Climate change has already impacted Connecticut; about 13,000 families were displaced after Hurricane Maria migrated to the state. In response, organizations including Junta for Progressive Action have offered aid.

“There are these structural ways that climate change disproportionately impacts some populations versus others,” Bozzi said. “It’s important to have policies that are protective of vulnerable populations and those policies need to be determined in collaboration with those that are affected.”

The report outlines a set of recommendations to mitigate the effects of climate change and progress towards environmental justice. Throughout the report, the authors emphasize that there is reason for hope. If people act immediately to switch to renewable energy, they can still avert a climate catastrophe.

In addition to the long-term benefits of decarbonizing the economy, the report noted several “co-benefits” — more immediate positive effects on human health and well-being. For example, utility bills place a heavy burden on people with lower incomes, Dubrow said. Switching to more energy-efficient heating and cooling systems would help mitigate climate change and have the important co-benefit of reducing utility costs.

The report outlines recommendations for state policymakers, including increasing education on the topic for health professionals and incorporating climate change into decision-making across all sectors.

The state of Connecticut has pledged to bring greenhouse gas emissions to 45 percent below their 2001 levels by 2030, and to 80 percent below 2001 levels by 2050. Already, the governor has formed a council to craft pathways to meet the goal.

But, the report notes, this threshold lags behind other states. New York has set the more progressive goal of carbon neutrality by 2050. Dubrow said that he thinks Connecticut should prioritize switching the electricity sector to renewable energy instead of fossil fuels. This change can then act as the foundation for decarbonizing transportation and heating.

Schweitzer also advocated for a much higher level of ambition on the state’s part.

“People are not really awake to the kind of fire they’re playing with — literally, just think about California,” he said.

Last year, the New Haven Climate Movement helped lobby the city to declare a climate emergency.
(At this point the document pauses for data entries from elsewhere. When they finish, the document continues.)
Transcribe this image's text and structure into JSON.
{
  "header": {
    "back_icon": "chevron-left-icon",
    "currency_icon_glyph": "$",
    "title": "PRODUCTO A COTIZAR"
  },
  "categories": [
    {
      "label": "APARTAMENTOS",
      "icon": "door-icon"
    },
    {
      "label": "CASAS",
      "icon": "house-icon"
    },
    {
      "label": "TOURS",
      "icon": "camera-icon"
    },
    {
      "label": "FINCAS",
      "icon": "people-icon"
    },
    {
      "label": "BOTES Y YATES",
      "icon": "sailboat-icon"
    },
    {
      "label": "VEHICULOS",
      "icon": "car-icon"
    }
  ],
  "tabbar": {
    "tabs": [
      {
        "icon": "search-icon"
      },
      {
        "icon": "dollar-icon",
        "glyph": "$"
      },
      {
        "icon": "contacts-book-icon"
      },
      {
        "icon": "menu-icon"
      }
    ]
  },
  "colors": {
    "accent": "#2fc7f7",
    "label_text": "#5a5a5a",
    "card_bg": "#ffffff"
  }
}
Since then, the city has committed one-tenth of one percent of its budget, or $560,000, to investing in climate infrastructure projects, according to the movement’s website. New Haven also allocated $50,000 of the general 2020 budget towards climate solutions.

But, Schweitzer added, too many people find solace in the younger generation’s commitment to climate causes. He spoke of the importance of drastic action within the next few years.

“Where are the people who run the Chamber of Commerce?” Schweitzer said. “Where are the people who run Yale? Where are the people who run all these institutions, who have power right now? They’re asleep, generally. I think they care but they’re not acting like they feel it in their gut.”

The Yale Center on Climate Change and Health’s website says that climate change poses the greatest public health challenge of the 21st century.

Rose Horowitch |

Rose Horowitch covers Woodbridge Hall. She previously covered sustainability and the University's COVID-19 response. She is a sophomore in Davenport College majoring in history.